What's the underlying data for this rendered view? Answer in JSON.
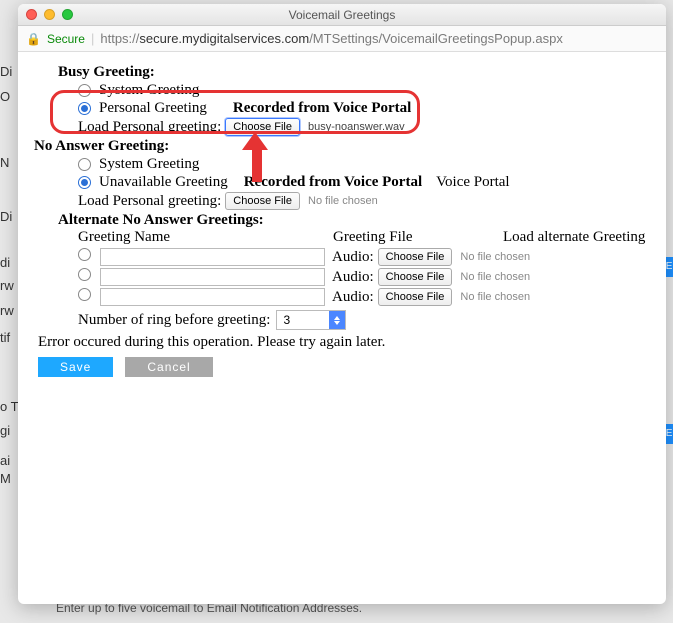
{
  "bg": {
    "t1": "Di",
    "t2": "O",
    "t3": "N",
    "t4": "Di",
    "t5": "di",
    "t6": "rw",
    "t7": "rw",
    "t8": "tif",
    "t9": "o T",
    "t10": "gi",
    "t11": "ai",
    "t12": "M",
    "blue1": "IE",
    "blue2": "IE",
    "footer": "Enter up to five voicemail to Email Notification Addresses."
  },
  "window": {
    "title": "Voicemail Greetings",
    "secure_label": "Secure",
    "url_prefix": "https://",
    "url_host": "secure.mydigitalservices.com",
    "url_path": "/MTSettings/VoicemailGreetingsPopup.aspx"
  },
  "busy": {
    "title": "Busy Greeting:",
    "system": "System Greeting",
    "personal": "Personal Greeting",
    "recorded": "Recorded from Voice Portal",
    "load_label": "Load Personal greeting:",
    "choose": "Choose File",
    "filename": "busy-noanswer.wav"
  },
  "noanswer": {
    "title": "No Answer Greeting:",
    "system": "System Greeting",
    "unavailable": "Unavailable Greeting",
    "recorded": "Recorded from Voice Portal",
    "vp": "Voice Portal",
    "load_label": "Load Personal greeting:",
    "choose": "Choose File",
    "filename": "No file chosen"
  },
  "alt": {
    "title": "Alternate No Answer Greetings:",
    "h_name": "Greeting Name",
    "h_file": "Greeting File",
    "h_load": "Load alternate Greeting",
    "audio": "Audio:",
    "choose": "Choose File",
    "nofile": "No file chosen",
    "ring_label": "Number of ring before greeting:",
    "ring_value": "3"
  },
  "error": "Error occured during this operation. Please try again later.",
  "buttons": {
    "save": "Save",
    "cancel": "Cancel"
  }
}
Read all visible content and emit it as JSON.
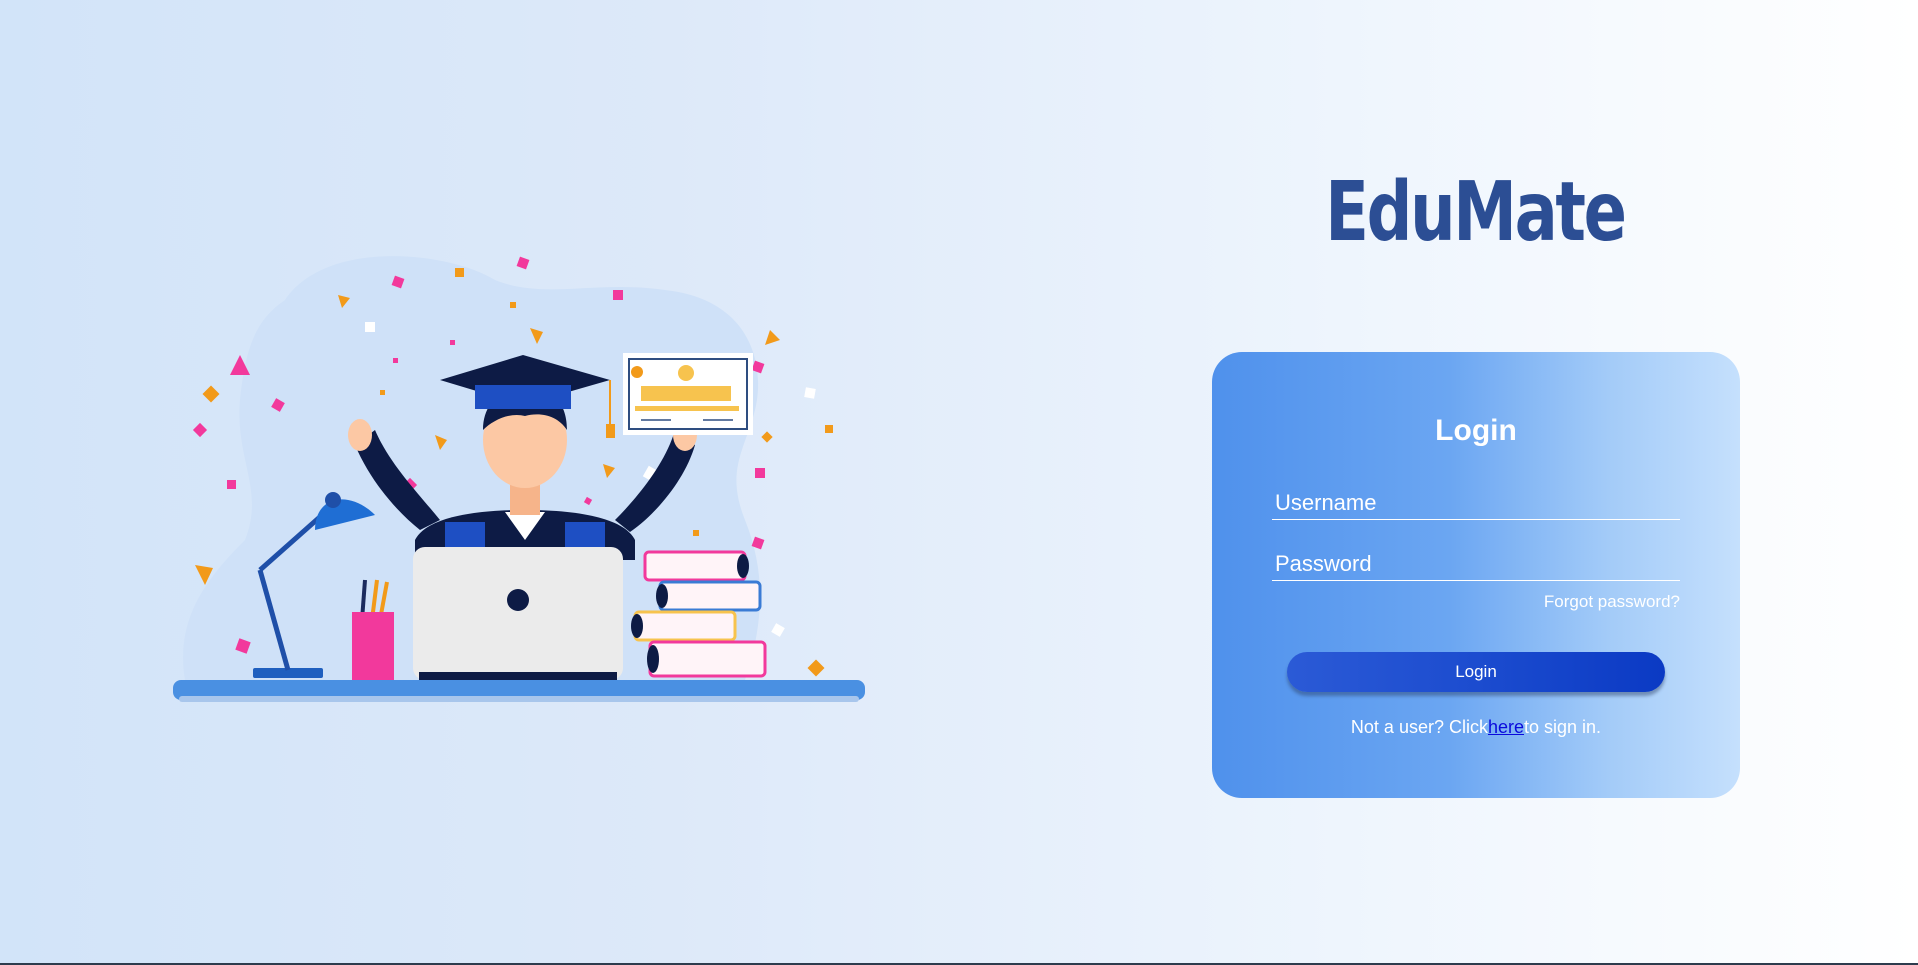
{
  "app": {
    "brand": "EduMate"
  },
  "illustration": {
    "subject": "graduate celebrating at desk with laptop, books, lamp and certificate"
  },
  "login_card": {
    "title": "Login",
    "username_placeholder": "Username",
    "password_placeholder": "Password",
    "forgot_password": "Forgot password?",
    "login_button": "Login",
    "signup_prefix": "Not a user? Click",
    "signup_link": "here",
    "signup_suffix": "to sign in."
  },
  "colors": {
    "brand": "#2c4e94",
    "card_start": "#4f91ec",
    "card_end": "#c5e0fd",
    "button": "#1c4ccf",
    "link": "#0a0adc"
  },
  "icons": [
    "graduation-cap-icon",
    "laptop-icon",
    "desk-lamp-icon",
    "books-icon",
    "certificate-icon",
    "pencil-cup-icon"
  ]
}
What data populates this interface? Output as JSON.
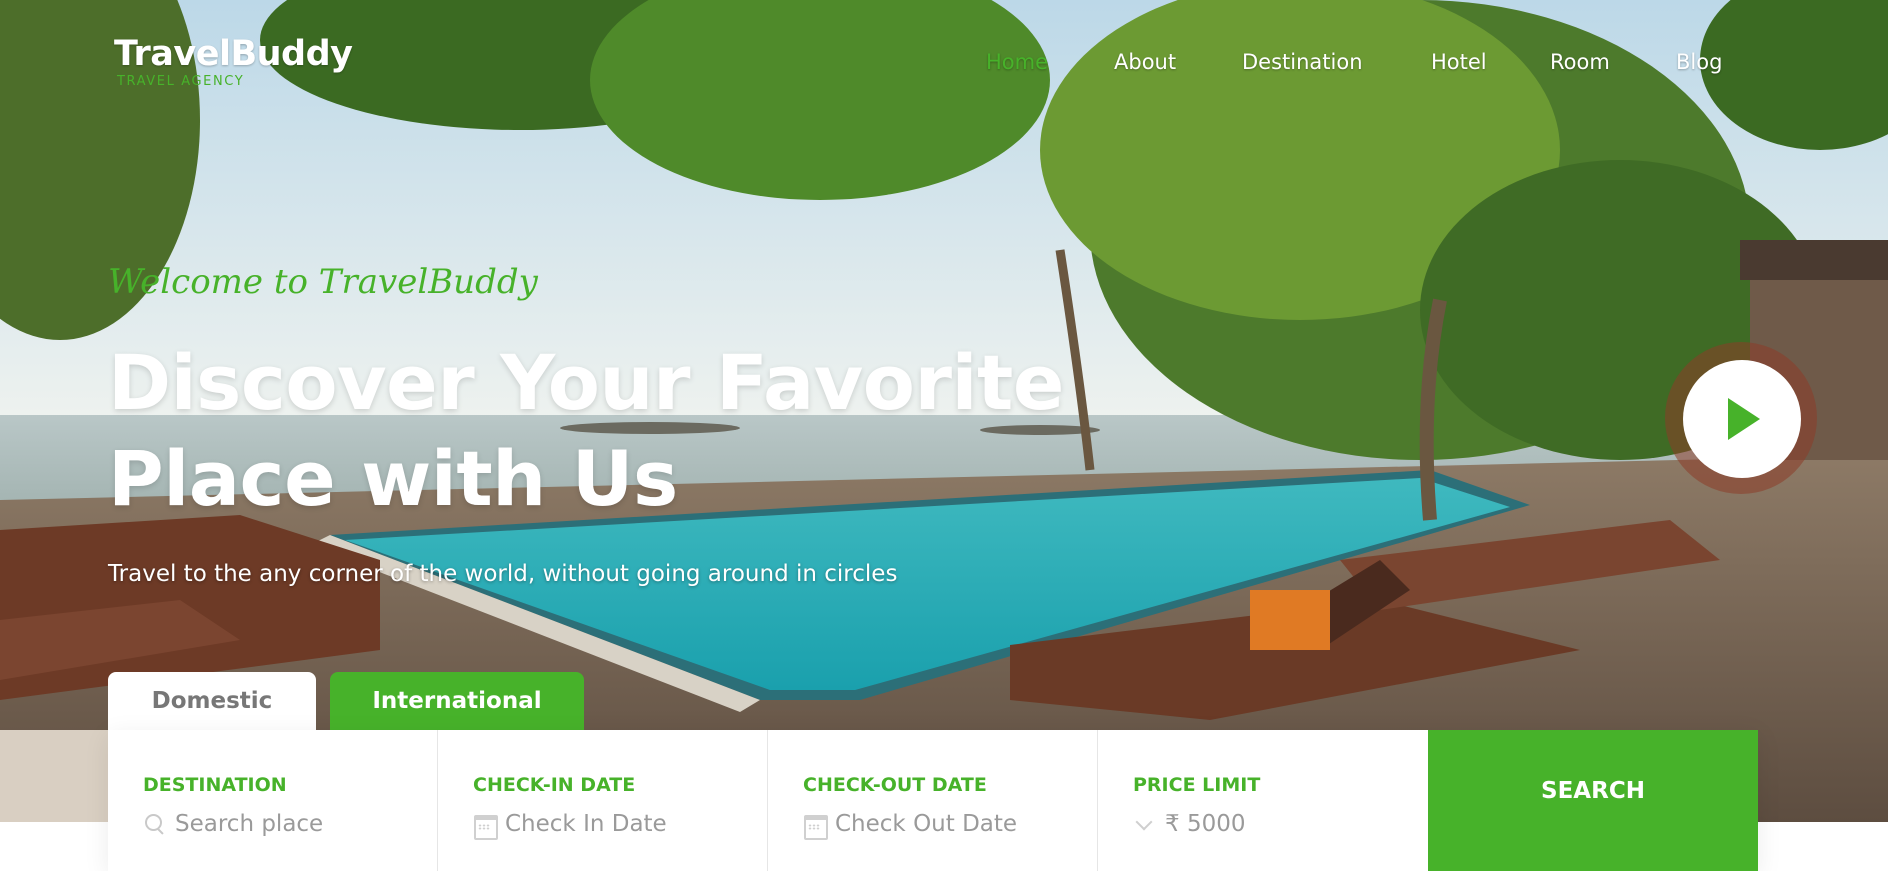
{
  "brand": {
    "name": "TravelBuddy",
    "tagline": "TRAVEL AGENCY"
  },
  "nav": {
    "items": [
      {
        "label": "Home",
        "active": true
      },
      {
        "label": "About",
        "active": false
      },
      {
        "label": "Destination",
        "active": false
      },
      {
        "label": "Hotel",
        "active": false
      },
      {
        "label": "Room",
        "active": false
      },
      {
        "label": "Blog",
        "active": false
      }
    ]
  },
  "hero": {
    "welcome": "Welcome to TravelBuddy",
    "headline_line1": "Discover Your Favorite",
    "headline_line2": "Place with Us",
    "subtitle": "Travel to the any corner of the world, without going around in circles",
    "play_icon": "play-icon"
  },
  "tabs": {
    "domestic": "Domestic",
    "international": "International"
  },
  "search": {
    "destination": {
      "label": "DESTINATION",
      "placeholder": "Search place",
      "icon": "search-icon"
    },
    "checkin": {
      "label": "CHECK-IN DATE",
      "placeholder": "Check In Date",
      "icon": "calendar-icon"
    },
    "checkout": {
      "label": "CHECK-OUT DATE",
      "placeholder": "Check Out Date",
      "icon": "calendar-icon"
    },
    "price": {
      "label": "PRICE LIMIT",
      "value": "₹ 5000",
      "icon": "chevron-down-icon"
    },
    "button_label": "SEARCH"
  },
  "colors": {
    "accent": "#47b22a",
    "text_light": "#ffffff",
    "placeholder": "#9a9a9a"
  }
}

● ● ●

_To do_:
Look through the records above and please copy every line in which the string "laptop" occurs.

_Answer to this problem_:
    "subject": "graduate celebrating at desk with laptop, books, lamp and certificate"
    "laptop-icon",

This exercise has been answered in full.